→ Dataset entries
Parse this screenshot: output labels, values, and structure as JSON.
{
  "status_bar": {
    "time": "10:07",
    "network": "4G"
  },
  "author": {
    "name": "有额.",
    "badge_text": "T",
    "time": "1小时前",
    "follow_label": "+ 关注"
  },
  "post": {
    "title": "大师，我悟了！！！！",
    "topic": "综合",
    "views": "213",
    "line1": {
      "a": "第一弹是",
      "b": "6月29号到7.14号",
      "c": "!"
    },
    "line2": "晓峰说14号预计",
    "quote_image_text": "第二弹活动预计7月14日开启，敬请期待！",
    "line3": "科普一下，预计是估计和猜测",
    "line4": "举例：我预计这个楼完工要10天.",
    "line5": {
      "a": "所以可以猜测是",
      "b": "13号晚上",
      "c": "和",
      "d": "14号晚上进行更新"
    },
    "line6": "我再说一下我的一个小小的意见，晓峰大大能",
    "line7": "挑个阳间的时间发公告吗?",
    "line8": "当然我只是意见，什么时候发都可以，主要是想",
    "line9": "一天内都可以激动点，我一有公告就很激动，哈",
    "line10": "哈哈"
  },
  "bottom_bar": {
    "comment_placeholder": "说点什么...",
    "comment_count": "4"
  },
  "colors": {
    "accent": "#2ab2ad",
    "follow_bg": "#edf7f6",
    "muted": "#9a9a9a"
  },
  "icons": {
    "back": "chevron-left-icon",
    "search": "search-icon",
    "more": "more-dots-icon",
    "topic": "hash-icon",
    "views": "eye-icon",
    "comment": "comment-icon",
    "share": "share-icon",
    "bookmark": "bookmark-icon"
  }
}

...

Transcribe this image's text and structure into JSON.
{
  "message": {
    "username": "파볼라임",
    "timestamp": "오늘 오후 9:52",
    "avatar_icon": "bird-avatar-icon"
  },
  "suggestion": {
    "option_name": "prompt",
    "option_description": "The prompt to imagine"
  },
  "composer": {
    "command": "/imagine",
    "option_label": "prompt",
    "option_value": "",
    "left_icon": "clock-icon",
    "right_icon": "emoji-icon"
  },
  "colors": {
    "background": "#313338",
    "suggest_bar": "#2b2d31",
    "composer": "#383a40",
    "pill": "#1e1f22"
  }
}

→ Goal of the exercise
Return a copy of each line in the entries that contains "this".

→ Written response
Parse this screenshot: output labels, values, and structure as JSON.
Transcribe this image's text and structure into JSON.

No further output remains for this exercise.